The Licensing Officer outlined the background to the application as follows:
· The application had been made on behalf of the Parks and Markets team;
· The process was to apply for a provisional consent application in the first instance to gauge issues around the city and see if each location was appropriate;
· The process provided a seamless route for applicants as it addressed any issues at an early stage and allowed a more streamline application process;
· Anyone applying for the concession would also need to persuade the Council that they were a fit and proper person to hold a street trading licence;
· If the Committee was minded to grant consent, the Licensing Team recommended two additional conditions (as well as the usual standard conditions) relating to preventing the use of either a diesel or petrol generator and ensuring the concession could not operate if another event was taking place without the prior permission of the event organiser.
In response to questioning, the Licensing Officer summarised the objections as below:
· Concern about the use of the park in general and the potential for anti-social behaviour;
· Concern that school children will purchase unhealthy food;
· Concern about the proposed hours of operation;
· Concern about potential for litter.
She confirmed that conditions could be applied in relation to litter, food options and restricting the hours of operation.
The Parks and Markets Officer outlined the background for the application:
· The Parks and Markets Team had identified a need to reduce expenditure by £3m and following a citywide consultation about ways of generating income, one of the options identified was to increase the number of concessions in parks;
· The team had worked with the procurement and public health teams with a view to achieving a gold standard in terms of environment and quality in addition to price;
· The team was mindful of what would work within a park, and the current successful concessions were usually limited to tea, coffee and ice cream rather than fast food;
· The licence would contain a clause about litter and the successful applicant would need to provide a rubbish receptacle;
· The Committee could include a condition not to have hot food if appropriate;
· A concern had been raised about gates being opened, but operators would have a key.
In response to Member questioning, officers confirmed the following:
· The consultation did not specify a particular food option, as the application covered all areas in the city and different options may work in different areas;
· This area would probably attract a tea/coffee/ice cream concession and this would attract adults rather than school children and could discourage anti-social behaviour;
· The concession could act as the “eyes and ears” of the Council and report back on any anti-social behaviour;
· There was no “Friends of” Group associated with this park, but the Council had ensured that the Parks Forum was updated in relation to the applications;
· Orchard School had submitted an objection as part of the Public Forum statement, but there had been no representations from the police.
The Committee invited Councillor Hiscock, local member, to speak in relation to the application and she raised the following points:
· Although not opposed to all food concessions, as the Chair of the Public Health Scrutiny Commission, and a Health Professional for 25 years, she was concerned that this could be an outlet for fast food and this was a particular concern due to the proximity of the park to a Primary and Secondary School;
· In order for a concession to be profitable it would need to sell a lot of food and this was likely to be an unhealthy option;
· The concessions could encourage children to spend money on unhealthy food and gather in the park which could lead to anti-social behaviour;
· Orchard Secondary School had a problem with attendance and the food concession could encourage children to absent themselves from school;
· The School had made a lot of effort to encourage healthy lifestyles and this concession would not help their efforts;
· There was a national problem with childhood obesity and this was something the council were trying to address in Bristol;
· Although there wasn’t a “Friends of” group, there was a neighbourhood group which had undertaken a lot of work on litter collection;
· There had been problems in the past with anti-social behaviour and young adults causing a disturbance and the concession could encourage this again by being a gathering point;
· The local residents were not consulted about the proposal and were concerned about the implications for the local area;
· This was a residential area and a school route and a concession would not benefit the area.
At this point in the meeting, everyone withdrew with the exception of the Committee Members, Legal Advisor to the Committee and Democratic Services Officer while the Committee considered the application.

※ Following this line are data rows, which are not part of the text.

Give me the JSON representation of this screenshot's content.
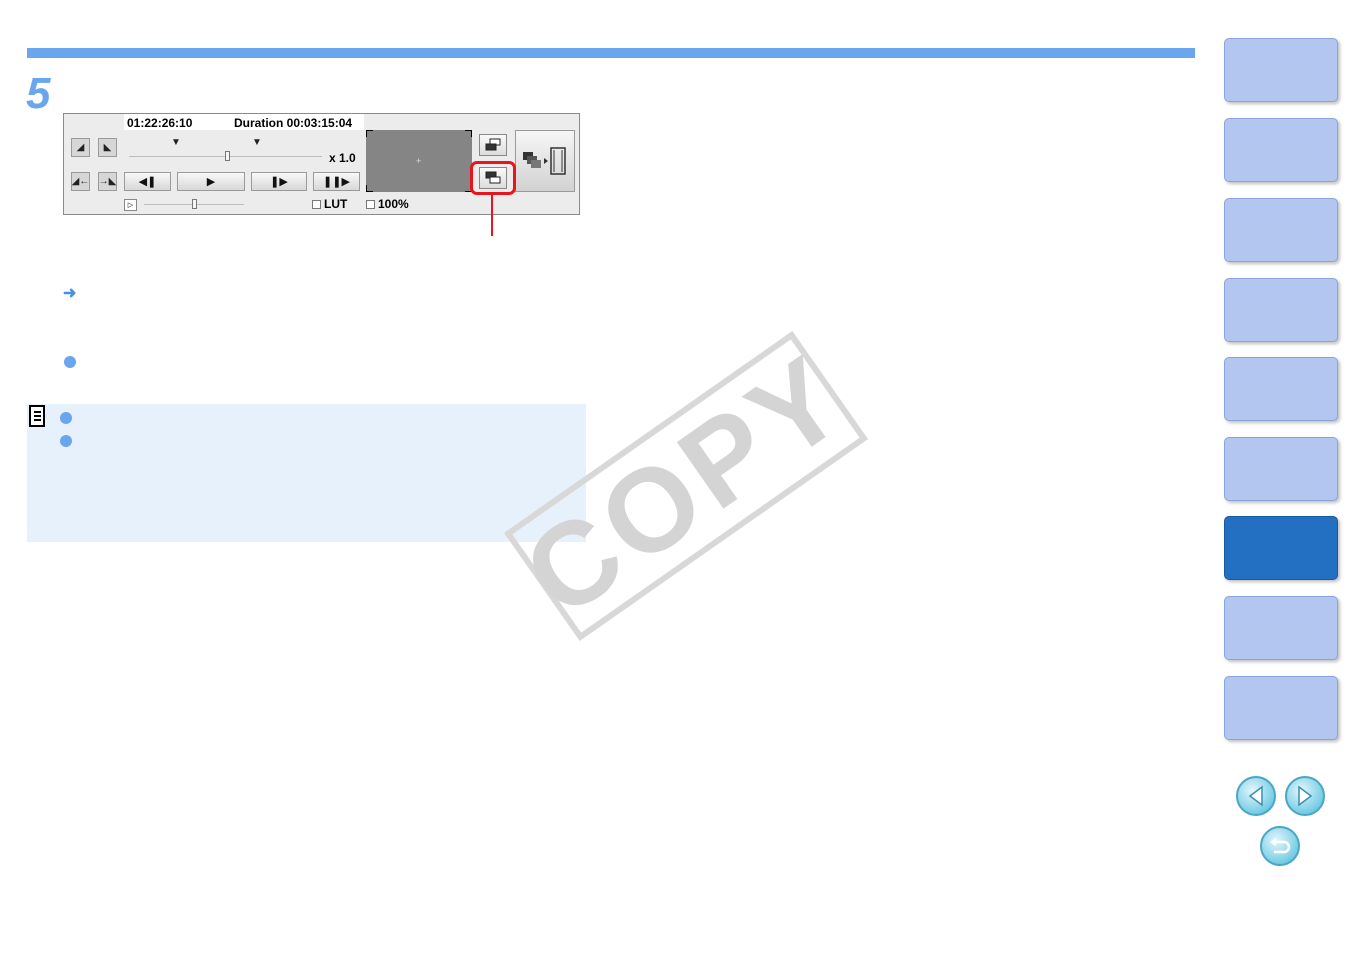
{
  "step": {
    "number": "5"
  },
  "player": {
    "timecode": "01:22:26:10",
    "duration": "Duration 00:03:15:04",
    "speed": "x 1.0",
    "lut_label": "LUT",
    "zoom_label": "100%"
  },
  "watermark": "COPY",
  "colors": {
    "accent": "#6aa6ee",
    "highlight": "#e8141e",
    "tab": "#b3c6ef",
    "tab_active": "#236fc2"
  },
  "sidebar": {
    "tab_count": 9,
    "active_index": 6
  },
  "nav": {
    "prev_icon": "left-arrow-icon",
    "next_icon": "right-arrow-icon",
    "return_icon": "return-icon"
  }
}
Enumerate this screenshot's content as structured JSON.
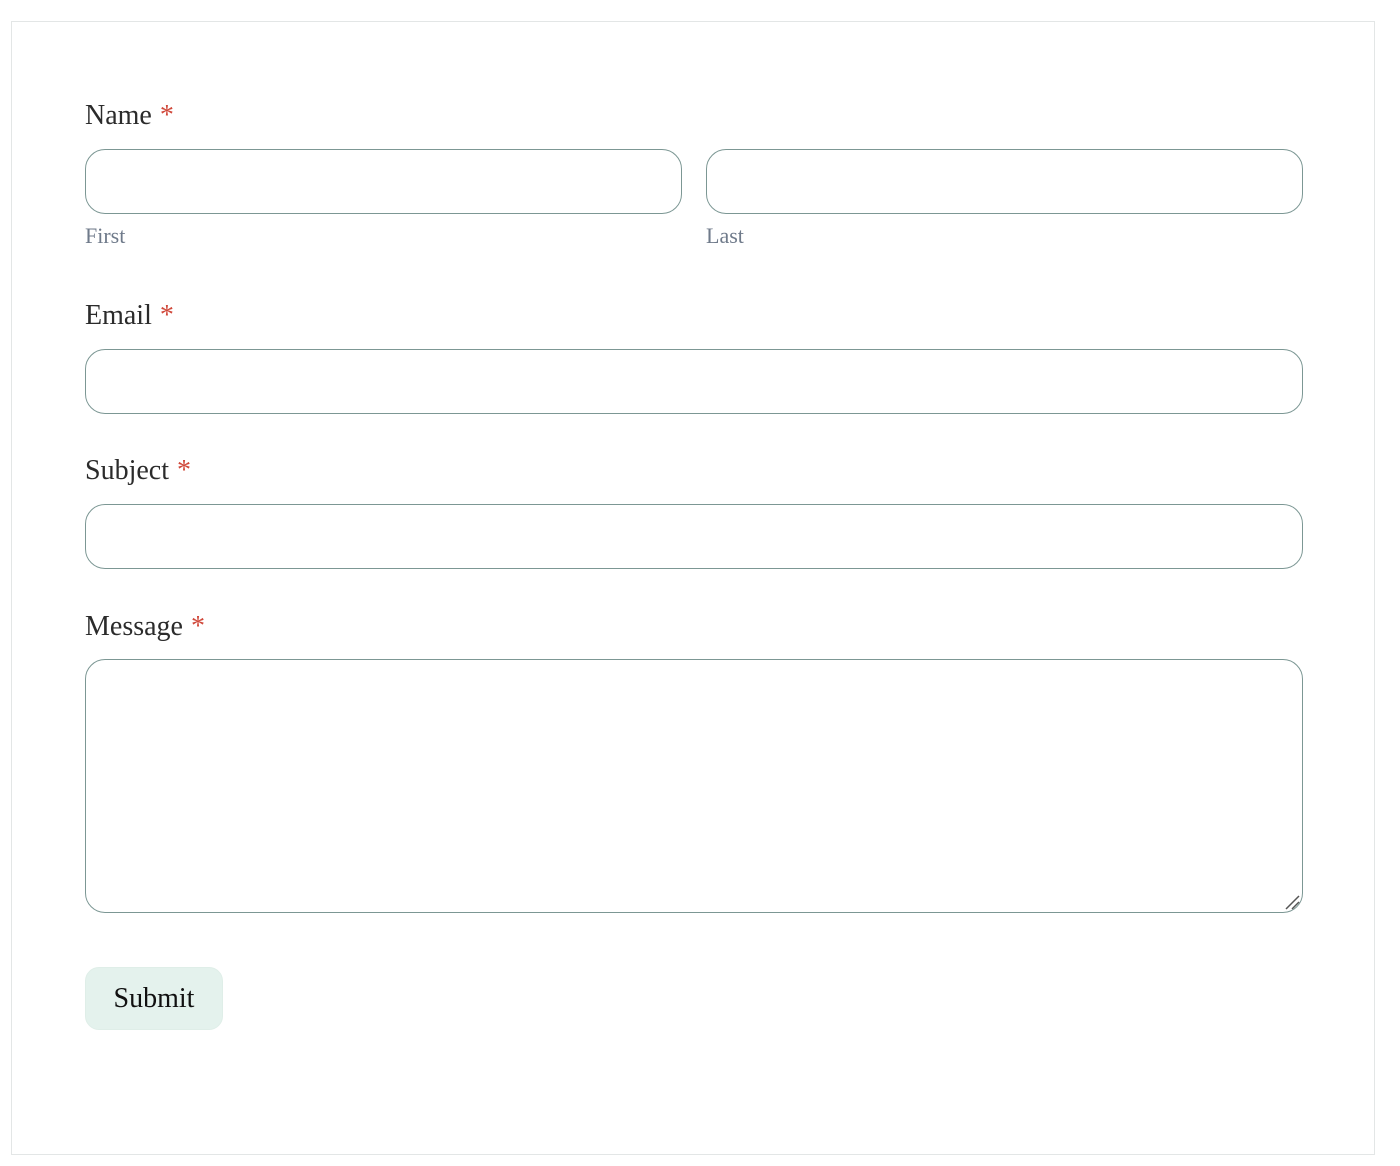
{
  "form": {
    "required_marker": "*",
    "name": {
      "label": "Name",
      "first_value": "",
      "last_value": "",
      "first_sublabel": "First",
      "last_sublabel": "Last"
    },
    "email": {
      "label": "Email",
      "value": ""
    },
    "subject": {
      "label": "Subject",
      "value": ""
    },
    "message": {
      "label": "Message",
      "value": ""
    },
    "submit_label": "Submit"
  },
  "colors": {
    "required": "#d0483a",
    "input_border": "#7c9794",
    "submit_bg": "#e4f2ed",
    "sublabel": "#6f7a8a"
  }
}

Everyone returned to hear the decision.
The Committee noted the concerns of local residents but considered that the majority of concerns could be mitigated by appropriate conditions.
Cllr Eddy proposed, it was seconded and;
RESOLVED (unanimously) that consent be granted in principle for a street trading licenceat Monks Park Open Space, Biddestone Road, subject to the following conditions (in addition to standard conditions normally attached):
· The consent holder will be required to install an electric charging point (or gas alternative) before any concession is in place;
· The consent holder will be permitted to sell hot/cold drinks, cold food and ice cream and will not be permitted to sell any hot food;
· The maximum hours of operation will be Monday to Sunday 09 00 – 18 00;
· The consent will exclude any such items deemed to cause offence and/or harm, such as alcohol, weapons, fireworks, vaping, tobacco, knives or legal highs.
· The consent holder shall not be permitted to use either a diesel or petrol generator. The unit may be powered by an alternative energy source, however it must be of a ‘silent running’ nature.
· The consent holder will not be permitted to trade on occasions when other events, or festivals take place at the site, or which encompass the site, without the explicit written permission of the event or festival organiser.